[Written for Seattle Post-Intelligencer]
This is not your father’s Hamlet. The present melancholy Dane is son of the deceased chairman of Denmark Corporation. His castle is a sleek but alienating New York highrise dotted with omnipresent surveillance cameras, his kingdom city streets lined with paparazzi and tabloid reporters.
Like Baz Luhrmann’s vibrant Romeo + Juliet, set in a modern Miami of mob families and gangbangers, Michael Almereyda’s Hamlet preserves the language (admittedly pared and pruned) in a modern setting, a vision in glass and steel. The cold blue and gray palette at times sucks the energy from the film along with the color — even at under two hours it sometimes slogs along in low gear — but Almereyda refreshes a text that has threatened to become a cultural cliché.
Hamlet (Ethan Hawke), a college film student home for his father’s funeral, is emotionally blindsided by his mother’s sudden remarriage. His uncle/stepfather Claudius (a smooth, smarmy Kyle MacLachlan) is a manipulative corporate pirate and his mother Gertrude (Diane Venora) is too distracted to hear Hamlet’s anger and confusion.
It’s a warped mirror of the family of loyal Polonius (a fussy but tenderly sincere Bill Murray in a lovely performance) and his warm, concerned relationship with his children Laertes (Liev Schreiber) and Ophelia (Julia Stiles). Almereyda’s tragedy is not the vile murder of Hamlet’s father (whose restless ghost is played by a stately Sam Shepard) but the cycle of violence it perpetuates. As a smoldering, vengeful Hamlet kills the rot of his own family tree, he takes the entire orchard with him.
Ethan Hawke broods well but emotes only passably as Hamlet, wrapping himself in a sullen, alienated shell. Still, it’s refreshing to see a Hamlet who really acts like a grieving, messed-up young adult tortured by indecision and insecurity. An outsider in his own dysfunctional family, he hides behind an ever-present video camera, shielding his bottled-up grief while watching the drama of his family play out from a distance. “To be or not to be” is contemplated in the aisles of a Blockbuster, but his suicidal musings appear in direct address to his camera, a diary-like confession that carries all the more power for its intimacy and isolation.

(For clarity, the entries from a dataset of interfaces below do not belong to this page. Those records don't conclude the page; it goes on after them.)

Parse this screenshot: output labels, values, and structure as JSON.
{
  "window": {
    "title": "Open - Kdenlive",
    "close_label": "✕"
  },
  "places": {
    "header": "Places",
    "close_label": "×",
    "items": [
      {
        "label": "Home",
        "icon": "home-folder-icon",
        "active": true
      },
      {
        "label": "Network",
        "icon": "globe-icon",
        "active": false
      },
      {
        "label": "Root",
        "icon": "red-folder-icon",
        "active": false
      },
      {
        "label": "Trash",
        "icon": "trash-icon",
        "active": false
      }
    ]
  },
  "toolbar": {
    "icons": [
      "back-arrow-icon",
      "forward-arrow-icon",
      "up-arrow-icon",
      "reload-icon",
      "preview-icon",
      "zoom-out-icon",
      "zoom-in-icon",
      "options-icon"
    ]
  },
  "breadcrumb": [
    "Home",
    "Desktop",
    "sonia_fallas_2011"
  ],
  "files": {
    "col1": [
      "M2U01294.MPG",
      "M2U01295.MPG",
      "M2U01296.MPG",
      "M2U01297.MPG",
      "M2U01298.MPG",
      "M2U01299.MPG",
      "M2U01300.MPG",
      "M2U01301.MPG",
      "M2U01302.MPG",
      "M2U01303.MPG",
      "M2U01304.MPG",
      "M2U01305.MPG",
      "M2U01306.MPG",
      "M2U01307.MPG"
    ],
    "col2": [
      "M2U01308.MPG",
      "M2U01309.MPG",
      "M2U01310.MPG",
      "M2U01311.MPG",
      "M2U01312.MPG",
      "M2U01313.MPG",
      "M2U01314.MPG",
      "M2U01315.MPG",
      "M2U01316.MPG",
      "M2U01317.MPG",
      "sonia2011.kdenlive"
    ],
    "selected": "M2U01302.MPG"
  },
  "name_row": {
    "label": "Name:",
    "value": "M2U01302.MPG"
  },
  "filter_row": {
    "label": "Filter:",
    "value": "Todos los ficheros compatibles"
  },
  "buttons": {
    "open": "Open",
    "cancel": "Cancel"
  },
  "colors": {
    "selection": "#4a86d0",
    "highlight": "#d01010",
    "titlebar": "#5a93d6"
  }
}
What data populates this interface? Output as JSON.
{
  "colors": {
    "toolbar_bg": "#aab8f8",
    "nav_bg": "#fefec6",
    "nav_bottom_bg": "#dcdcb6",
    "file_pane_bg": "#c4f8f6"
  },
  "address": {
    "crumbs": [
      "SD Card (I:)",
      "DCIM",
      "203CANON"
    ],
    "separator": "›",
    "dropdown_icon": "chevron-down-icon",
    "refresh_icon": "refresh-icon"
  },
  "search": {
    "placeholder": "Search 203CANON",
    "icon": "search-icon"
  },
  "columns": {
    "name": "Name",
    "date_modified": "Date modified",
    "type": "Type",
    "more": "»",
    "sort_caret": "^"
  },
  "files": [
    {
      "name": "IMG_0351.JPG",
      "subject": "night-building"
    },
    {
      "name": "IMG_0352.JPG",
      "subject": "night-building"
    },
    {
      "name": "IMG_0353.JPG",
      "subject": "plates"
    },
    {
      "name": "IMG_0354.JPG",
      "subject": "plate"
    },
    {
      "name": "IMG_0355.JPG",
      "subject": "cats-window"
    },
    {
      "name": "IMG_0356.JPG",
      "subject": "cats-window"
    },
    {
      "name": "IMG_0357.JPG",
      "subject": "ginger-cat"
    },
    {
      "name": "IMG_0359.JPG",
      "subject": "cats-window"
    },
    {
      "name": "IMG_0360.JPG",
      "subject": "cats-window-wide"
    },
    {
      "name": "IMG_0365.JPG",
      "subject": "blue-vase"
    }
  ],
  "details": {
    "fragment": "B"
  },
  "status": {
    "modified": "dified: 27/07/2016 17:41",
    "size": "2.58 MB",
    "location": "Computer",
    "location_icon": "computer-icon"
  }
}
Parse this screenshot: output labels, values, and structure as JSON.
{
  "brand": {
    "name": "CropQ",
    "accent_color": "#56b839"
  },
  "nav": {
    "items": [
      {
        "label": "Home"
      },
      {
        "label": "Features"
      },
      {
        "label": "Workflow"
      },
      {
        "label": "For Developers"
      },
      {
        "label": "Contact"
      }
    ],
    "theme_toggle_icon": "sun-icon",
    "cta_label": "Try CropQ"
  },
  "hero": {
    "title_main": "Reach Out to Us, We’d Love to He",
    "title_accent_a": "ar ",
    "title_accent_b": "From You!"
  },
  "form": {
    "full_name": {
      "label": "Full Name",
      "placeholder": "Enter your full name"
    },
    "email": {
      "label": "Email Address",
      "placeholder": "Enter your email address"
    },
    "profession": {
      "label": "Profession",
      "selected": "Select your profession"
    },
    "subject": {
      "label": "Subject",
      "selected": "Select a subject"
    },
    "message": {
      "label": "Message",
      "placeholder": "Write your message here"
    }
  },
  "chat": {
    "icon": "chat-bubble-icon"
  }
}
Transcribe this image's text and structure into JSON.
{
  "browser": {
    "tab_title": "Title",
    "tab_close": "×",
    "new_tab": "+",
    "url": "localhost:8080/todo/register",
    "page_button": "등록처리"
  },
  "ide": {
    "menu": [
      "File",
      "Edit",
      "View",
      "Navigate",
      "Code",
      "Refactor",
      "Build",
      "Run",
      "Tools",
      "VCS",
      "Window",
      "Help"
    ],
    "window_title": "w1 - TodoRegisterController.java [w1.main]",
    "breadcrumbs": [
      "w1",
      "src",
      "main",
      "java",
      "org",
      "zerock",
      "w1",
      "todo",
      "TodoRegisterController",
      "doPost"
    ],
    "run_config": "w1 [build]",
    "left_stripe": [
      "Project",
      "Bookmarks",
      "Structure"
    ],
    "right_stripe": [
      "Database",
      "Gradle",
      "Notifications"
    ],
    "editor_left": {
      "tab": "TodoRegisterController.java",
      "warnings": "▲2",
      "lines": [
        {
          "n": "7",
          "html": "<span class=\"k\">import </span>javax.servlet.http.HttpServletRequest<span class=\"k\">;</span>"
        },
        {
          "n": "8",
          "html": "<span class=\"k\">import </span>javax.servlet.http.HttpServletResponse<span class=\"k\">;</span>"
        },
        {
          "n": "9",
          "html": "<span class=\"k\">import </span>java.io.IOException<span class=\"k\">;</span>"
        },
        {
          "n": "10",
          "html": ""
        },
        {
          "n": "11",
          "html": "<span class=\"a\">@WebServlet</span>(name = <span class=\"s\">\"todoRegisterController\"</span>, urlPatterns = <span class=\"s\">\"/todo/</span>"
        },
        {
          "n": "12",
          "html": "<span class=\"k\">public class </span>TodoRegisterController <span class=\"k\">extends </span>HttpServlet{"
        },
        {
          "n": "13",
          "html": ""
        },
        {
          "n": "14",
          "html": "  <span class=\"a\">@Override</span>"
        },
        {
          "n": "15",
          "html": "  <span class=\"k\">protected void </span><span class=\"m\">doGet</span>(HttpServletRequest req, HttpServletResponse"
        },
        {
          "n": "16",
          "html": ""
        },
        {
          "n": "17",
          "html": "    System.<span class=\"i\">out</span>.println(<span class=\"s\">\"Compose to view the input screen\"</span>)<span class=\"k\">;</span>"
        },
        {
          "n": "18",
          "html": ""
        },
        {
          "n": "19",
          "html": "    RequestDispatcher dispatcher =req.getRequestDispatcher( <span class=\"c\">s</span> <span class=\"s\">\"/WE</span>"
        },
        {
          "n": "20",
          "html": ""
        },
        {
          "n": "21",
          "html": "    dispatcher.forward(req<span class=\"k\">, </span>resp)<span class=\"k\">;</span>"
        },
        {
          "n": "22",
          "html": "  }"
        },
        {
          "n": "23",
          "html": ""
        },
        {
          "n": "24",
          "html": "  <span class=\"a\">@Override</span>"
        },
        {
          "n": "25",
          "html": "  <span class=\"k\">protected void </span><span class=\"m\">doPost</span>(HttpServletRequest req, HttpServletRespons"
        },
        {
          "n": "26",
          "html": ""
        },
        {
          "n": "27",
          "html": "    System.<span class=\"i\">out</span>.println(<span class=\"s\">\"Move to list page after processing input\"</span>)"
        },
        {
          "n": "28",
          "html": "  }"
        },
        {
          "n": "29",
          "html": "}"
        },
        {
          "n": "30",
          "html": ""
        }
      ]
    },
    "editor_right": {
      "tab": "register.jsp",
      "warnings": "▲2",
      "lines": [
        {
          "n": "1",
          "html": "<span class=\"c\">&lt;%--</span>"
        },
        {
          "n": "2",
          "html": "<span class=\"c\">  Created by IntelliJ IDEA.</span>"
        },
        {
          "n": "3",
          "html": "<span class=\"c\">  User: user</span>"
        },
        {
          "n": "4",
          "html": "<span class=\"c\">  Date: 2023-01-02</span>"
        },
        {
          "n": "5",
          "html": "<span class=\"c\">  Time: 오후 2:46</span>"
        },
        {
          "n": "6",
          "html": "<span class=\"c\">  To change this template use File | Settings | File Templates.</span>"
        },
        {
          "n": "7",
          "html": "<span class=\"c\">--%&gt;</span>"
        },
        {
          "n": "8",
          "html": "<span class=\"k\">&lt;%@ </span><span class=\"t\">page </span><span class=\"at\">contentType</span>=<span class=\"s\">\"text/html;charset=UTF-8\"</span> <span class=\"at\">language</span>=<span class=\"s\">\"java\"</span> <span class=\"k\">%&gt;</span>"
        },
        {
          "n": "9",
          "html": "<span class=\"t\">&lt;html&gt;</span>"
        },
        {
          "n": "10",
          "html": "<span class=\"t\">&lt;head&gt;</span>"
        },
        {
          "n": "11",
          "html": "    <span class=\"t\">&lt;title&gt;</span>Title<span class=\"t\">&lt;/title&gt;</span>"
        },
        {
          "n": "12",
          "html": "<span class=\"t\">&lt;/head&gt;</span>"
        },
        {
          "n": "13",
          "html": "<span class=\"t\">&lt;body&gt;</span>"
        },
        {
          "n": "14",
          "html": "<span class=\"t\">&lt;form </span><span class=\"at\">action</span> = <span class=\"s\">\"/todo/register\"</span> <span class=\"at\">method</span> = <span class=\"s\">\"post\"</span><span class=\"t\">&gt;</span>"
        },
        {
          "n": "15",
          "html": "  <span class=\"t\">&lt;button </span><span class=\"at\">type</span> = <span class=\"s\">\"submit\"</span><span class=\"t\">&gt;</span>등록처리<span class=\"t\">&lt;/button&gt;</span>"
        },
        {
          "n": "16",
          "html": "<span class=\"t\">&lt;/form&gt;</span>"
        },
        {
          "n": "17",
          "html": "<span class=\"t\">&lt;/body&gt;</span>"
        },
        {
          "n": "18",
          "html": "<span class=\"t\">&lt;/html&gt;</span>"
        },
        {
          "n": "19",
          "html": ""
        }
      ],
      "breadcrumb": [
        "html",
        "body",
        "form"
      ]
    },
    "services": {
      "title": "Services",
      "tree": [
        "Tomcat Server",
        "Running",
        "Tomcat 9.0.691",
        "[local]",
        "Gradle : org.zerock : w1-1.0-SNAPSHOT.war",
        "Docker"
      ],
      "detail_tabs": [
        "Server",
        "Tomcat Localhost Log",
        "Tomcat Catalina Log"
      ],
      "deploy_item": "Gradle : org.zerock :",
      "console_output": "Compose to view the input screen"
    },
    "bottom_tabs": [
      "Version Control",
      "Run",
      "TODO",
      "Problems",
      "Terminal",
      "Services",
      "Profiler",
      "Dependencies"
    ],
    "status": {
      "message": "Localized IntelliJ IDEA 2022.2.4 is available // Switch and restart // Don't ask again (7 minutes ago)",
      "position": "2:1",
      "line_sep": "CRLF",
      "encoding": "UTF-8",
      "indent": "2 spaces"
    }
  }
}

Some of Almereyda’s modern transpositions are more precious than prescient — the ghost fades into a Pepsi machine, USA Today headlines comment on the struggle over Denmark Corporation, budding director Hamlet creates a rather obtuse experimental film to test his Uncle’s reactions — but his overall take is resonant and his dramatic choices are often startlingly good. Ophelia’s tortured demise has never been more poignant, and Gertrud’s climactic death is transformed into a piercing maternal sacrifice.
Almereyda has pared away the text, but he saves the language and the drama from the musty, reverent faithfulness of Franco Zeffirelli’s stiff 1990 version with Mel Gibson and Kenneth Branagh’s four-hour 1996 adaptation. Fresh, vibrant, and vital, this interpretation reminds us why Shakespeare is timeless. The scenery changes and the setting moves, but his stories and concerns are eternal.